Examples of snacks
When choosing snacks, try looking at your child’s overall food intake and base their food snack on something that may be able to fill a possible nutrient gap. For example, if your little one is light on vegetables, some steamed vegetable sticks with hommus, a vegetable based soup or some avocado on toast could work well, while if they aren’t eating a lot of protein, some baked beans or zucchini slice may be a great option.
Vegetable based snacks
- Corn on the cob
- Avocado based dip with grainy crackers
- Vegetable sticks and cheese cubes or hommus
Protein based snacks
- Zucchini slice
- Boiled eggs
- Mini meat balls
- Baked beans
- Fruit and nut balls
Dairy based snacks
- Sliced apple and cheese
Fruit based snacks
- Plain fresh or frozen fruit
- Blended frozen banana ‘ice cream’
- Fruit kebab with yoghurt dipping sauce
Grain based snacks
- Homemade wholemeal muffins
- French toast
- Mini pikelets
- Toddler tapas – create a share plate for a few littlies with some chopped fruit, cheese cubes, a few vegetable sticks or steamed vegetable slices, wedges of egg, grainy crackers and a vegetable based dip or hommus. They can then choose which of the foods from the plate they would like to have and hopefully try something new.
- Leftovers are often one of the most overlooked snacks, however a great and nutritious option. You can use parts of last night’s meal to make a snack, for example, use some Bolognese mince on a small piece of toast or some leftover pasta topped with a few cherry tomatoes and a sprinkle of cheese.
Treat foods / snacks – where do these belong?
Discretionary foods are those which don’t belong in the core food groups and if offered at all, should only be included in small amounts on odd occasions, such as birthdays.
These include cakes, biscuits, chips and yoghurt coated muesli bars and while they may seem convenient, these condition little taste buds to look for salty or sugary foods and can lead to food fussiness. Be mindful that a lot of sweetened drinks, including soft drink, cordial and flavoured milk can also contain a similar energy content to a snack, whilst being nutrient poor and containing a whole days’ worth of sugar. Pair snacks with a glass of water or a glass of plain milk on occasion.
One of the main concerns of these foods is the sugar content, with the most recent sugar guidelines, released by the World Health Organisation (WHO) suggesting that no more than 10% of the total daily energy come from sugar, with a reduction to below 5% even more beneficial. This equates to around ideally less than 4 up to a maximum of 8 teaspoons for a 3 year old. Many snack foods are also high in sodium (salt), which can be a strain on immature kidneys, with the recommended daily intake (RDI) for a 1-3 year old toddler sitting at 200-400mg/day.
Popular snacks – how much sugar / salt is in that?
- Yoghurt/chocolate coated muesli bar (2-3 teaspoons sugar)
- Mini packet of savoury biscuits (65% of the median RDI for sodium)
- 45g packet original chips (85% of the median RDI for sodium)

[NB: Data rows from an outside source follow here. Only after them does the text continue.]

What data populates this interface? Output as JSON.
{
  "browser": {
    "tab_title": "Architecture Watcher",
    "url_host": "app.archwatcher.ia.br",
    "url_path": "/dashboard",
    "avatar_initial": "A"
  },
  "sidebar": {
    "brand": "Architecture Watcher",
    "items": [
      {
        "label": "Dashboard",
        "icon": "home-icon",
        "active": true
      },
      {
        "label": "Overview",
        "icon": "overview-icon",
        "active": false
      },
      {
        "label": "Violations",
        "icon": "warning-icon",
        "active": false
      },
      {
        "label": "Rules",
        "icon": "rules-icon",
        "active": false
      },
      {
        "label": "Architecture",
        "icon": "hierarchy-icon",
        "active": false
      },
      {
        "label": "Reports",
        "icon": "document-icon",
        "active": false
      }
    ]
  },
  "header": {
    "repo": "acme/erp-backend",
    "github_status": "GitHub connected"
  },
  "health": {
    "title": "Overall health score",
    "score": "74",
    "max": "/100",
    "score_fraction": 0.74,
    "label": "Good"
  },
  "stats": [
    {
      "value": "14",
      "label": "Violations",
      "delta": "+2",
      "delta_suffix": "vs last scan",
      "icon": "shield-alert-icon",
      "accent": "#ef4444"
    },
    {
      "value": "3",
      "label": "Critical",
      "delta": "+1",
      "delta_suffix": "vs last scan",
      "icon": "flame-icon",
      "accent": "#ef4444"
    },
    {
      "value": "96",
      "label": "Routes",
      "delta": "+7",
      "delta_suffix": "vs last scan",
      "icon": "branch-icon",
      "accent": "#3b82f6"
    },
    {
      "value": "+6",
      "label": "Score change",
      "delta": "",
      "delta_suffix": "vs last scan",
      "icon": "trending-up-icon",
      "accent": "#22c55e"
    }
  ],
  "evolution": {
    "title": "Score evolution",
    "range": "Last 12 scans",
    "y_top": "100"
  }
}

- Fruit puree twist bar – (3.5 teaspoons sugar)
- Small cupcake with icing – (4 teaspoons sugar)
- Pop top bottle, no added sugar fruit juice – (5.5 teaspoons sugar)
- Cup of instant noodles – (3.5 x the median RDI for sodium)
- 375mL can soft drink (10 teaspoons sugar)